If one makes enough orthoses, Dr. Levine says there will inevitably be complications as it is impossible to make the perfect orthotic for everyone. He notes the key is addressing complications before they happen. Dr. Levine suggests explaining to the patient that orthotic devices should be like glasses. You can go to the drugstore, buy reading glasses and definitely see better but he says if you want the best possible vision corrected for each eye, you need a prescription. Dr. Levine says the same is true for OTC orthoses. They should be very comfortable for both feet, according to Dr. Levine.
First, Dr. Mirkin applies strapping to all his patients. If patients benefit from the short-term control offered by a low-Dye strapping, he says the odds are “overwhelming” that they will benefit from an orthotic. However, he does acknowledge there are the occasional patients who just don’t like the way their devices feel. Dr. Mirkin always initially tries to modify the orthoses himself. However, if the devices look like they fit well and offer the correct fit and control, and the patient is still not happy, he will remake the orthoses.
Most of the time patients are unhappy with their devices when one chooses the wrong material or due to poor scanning technique, according to Dr. Mirkin. If one does not hold the foot against the glass in subtalar neutral, he says the scan is skewed and one must redo it. At times, Dr. Mirkin says his additions (like a Morton’s extension or metatarsal pad) seem like a great idea but are not so he must make adjustments.
“The usual scapegoat, lab error, has really been taken out of the equation with the new scanners and knowledge of the right labs,” notes Dr. Mirkin.
Prior to remaking devices, Dr. Levine advises podiatrists to ensure that the patient is wearing appropriate footwear that not only accommodates the devices but will enable the foot to function efficiently. He also says ensuring all the basics are covered before remaking orthoses is helpful. In order for the foot to function efficiently, the shoe and the foot need to work together. For example, he suggests holding the shoe in your hands to check where the shoe flexes. Dr. Levine says the flex point of the shoe should be at the ball of the foot so when entering propulsion, resistance will be minimal. If the break point is anywhere else, he notes more energy from the foot to overcome the shoe will be necessary. Then if a remake is needed, Dr. Levine says patients “will have a better understanding of what they should expect, but also have even more confidence in your care when you show them how you stand behind your work and what you produce.”
Dr. Spector rarely has to remake orthotics, citing good quality control and checking orthotic casts before sending them to the lab.

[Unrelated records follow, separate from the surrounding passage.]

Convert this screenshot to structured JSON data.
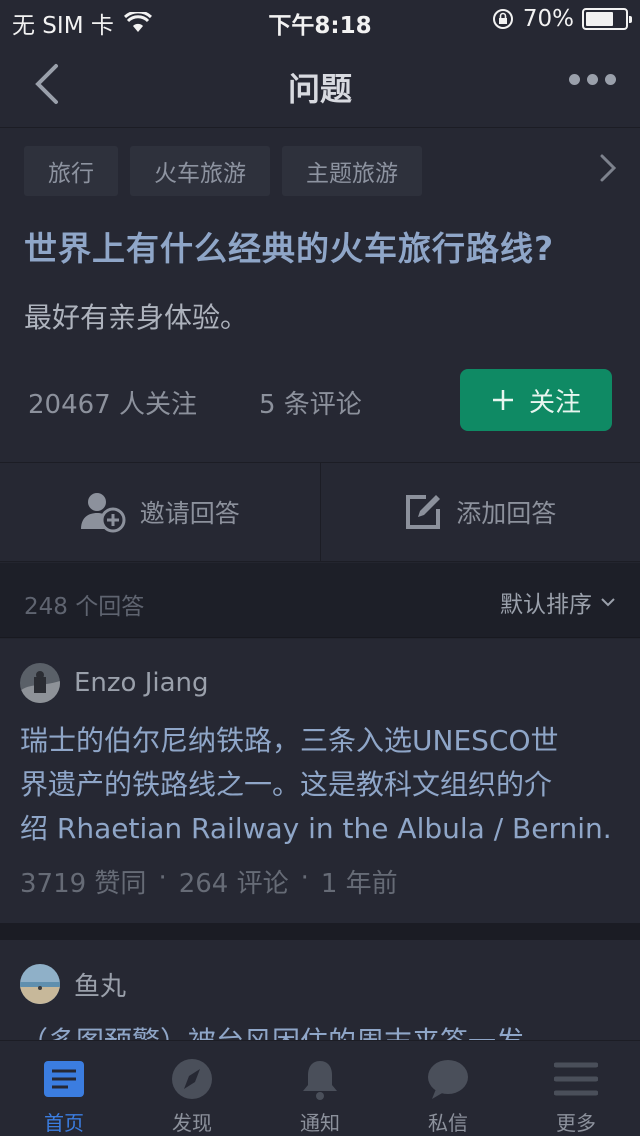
{
  "status_bar": {
    "carrier": "无 SIM 卡",
    "time": "下午8:18",
    "battery": "70%",
    "battery_level": 0.7
  },
  "nav": {
    "title": "问题"
  },
  "question": {
    "tags": [
      "旅行",
      "火车旅游",
      "主题旅游"
    ],
    "title": "世界上有什么经典的火车旅行路线?",
    "description": "最好有亲身体验。",
    "followers": "20467 人关注",
    "comments": "5 条评论",
    "follow_label": "关注"
  },
  "actions": {
    "invite_label": "邀请回答",
    "add_label": "添加回答"
  },
  "answers_header": {
    "count": "248 个回答",
    "sort": "默认排序"
  },
  "answers": [
    {
      "author": "Enzo Jiang",
      "lines": [
        "瑞士的伯尔尼纳铁路，三条入选UNESCO世",
        "界遗产的铁路线之一。这是教科文组织的介",
        "绍 Rhaetian Railway in the Albula / Bernin..."
      ],
      "likes": "3719 赞同",
      "comments": "264 评论",
      "time": "1 年前"
    },
    {
      "author": "鱼丸",
      "lines": [
        "（多图预警）被台风困住的周末来答一发"
      ]
    }
  ],
  "tabbar": {
    "items": [
      "首页",
      "发现",
      "通知",
      "私信",
      "更多"
    ],
    "active_color": "#3b7de0"
  },
  "colors": {
    "accent_green": "#0f8a64",
    "title_blue": "#8fa6c8",
    "background": "#23252f"
  }
}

He listens carefully to patient preferences initially but sometimes patients will change their mind and shoe preferences so he will try to be creative and flexible to make it all work. Dr. Spector has previously sent the patient’s shoe or previous orthotics to the lab to find the right combination.
“In the end, I try my best to make my patients happy, which may involve a little trial and error with a cooperative lab,” says Dr. Spector.
Dr. Levine is in private practice and is also the director and owner of Physician’s Footwear, an accredited pedorthic facility, in Frederick, Md.
Dr. Mirkin is board certified in foot surgery by the American Board of Podiatric Surgery and board certified in foot and ankle orthopedics by the American Board of Podiatric Medicine. He is a Fellow of the American College of Foot and Ankle Orthopedics, and a Fellow of the American Society of Podiatric Surgeons. Dr. Mirkin is in private practice in Maryland.
Dr. Spector conducts bimonthly multispecialty running clinics. He is board certified by the American Board of Podiatric Surgery and is a Fellow of the American Society of Podiatric Surgeons. He is in private practice in Maryland.